NASA set for launch of new earth observing mission

Sunday, January 18, 2015
NASA SMAP will lift off from Space  [PHOTO: NASA]
Washington: NASA is preparing for a launch of the first U.S. Earth-observing satellite designed to collect global observations of surface soil moisture.

In its ambitious mission due to launch on January 29, the agency’s Soil Moisture Active Passive mission (SMAP) will lift off from Space Launch Complex 2 at Vandenberg Air Force Base in California at 9:20 a.m. EST (6:20 a.m. PST) on a United Launch Alliance Delta II rocket.

In addition to launch coverage, NASA also will host a series of prelaunch news conferences on January 27, at Vandenberg. All briefings, which are subject to change in time, will air live on NASA TV and the agency's website.

NASA's next mission to study Earth is a soil moisture mapper know as SMAP [PHOTO: NASA]
SMAP will provide high resolution, space-based measurements of soil moisture and its state -- frozen or thawed -- a new capability that will allow scientists to better predict natural hazards of extreme weather, climate change, floods and droughts, and help reduce uncertainties in our understanding of Earth's water, energy and carbon cycles.

The mission will map the entire globe every two to three days for at least three years and provide the most accurate and highest-resolution maps of soil moisture ever obtained. The spacecraft's final circular polar orbit will be 426 miles (685 kilometers), at an inclination of 98.1 degrees. The spacecraft will orbit the Earth once every 98.5 minutes and repeat the same ground track every eight days.
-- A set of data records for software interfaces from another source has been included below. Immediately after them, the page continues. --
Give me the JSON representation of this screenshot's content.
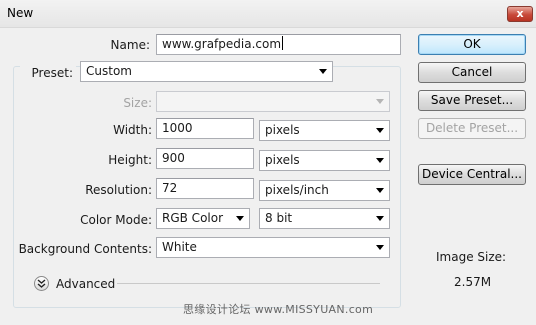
{
  "window": {
    "title": "New",
    "close_glyph": "x"
  },
  "name": {
    "label": "Name:",
    "value": "www.grafpedia.com"
  },
  "preset": {
    "label": "Preset:",
    "value": "Custom"
  },
  "size": {
    "label": "Size:",
    "value": ""
  },
  "width": {
    "label": "Width:",
    "value": "1000",
    "unit": "pixels"
  },
  "height": {
    "label": "Height:",
    "value": "900",
    "unit": "pixels"
  },
  "resolution": {
    "label": "Resolution:",
    "value": "72",
    "unit": "pixels/inch"
  },
  "color_mode": {
    "label": "Color Mode:",
    "mode": "RGB Color",
    "depth": "8 bit"
  },
  "background": {
    "label": "Background Contents:",
    "value": "White"
  },
  "advanced": {
    "label": "Advanced",
    "icon": "chevron-double-down-icon"
  },
  "buttons": {
    "ok": "OK",
    "cancel": "Cancel",
    "save_preset": "Save Preset...",
    "delete_preset": "Delete Preset...",
    "device_central": "Device Central..."
  },
  "image_size": {
    "label": "Image Size:",
    "value": "2.57M"
  },
  "watermark": "思缘设计论坛 www.MISSYUAN.com",
  "colors": {
    "default_button_border": "#3c7fb1",
    "close_button": "#c8493a"
  }
}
New Satellite data will help farmers facing drought [PHOTO: NASA]
During the first news conference participants will discuss the latest information on the mission and launch status. Immediately following the prelaunch news conference will be a discussion of the CubeSat auxiliary payloads aboard the rocket.
Next Post »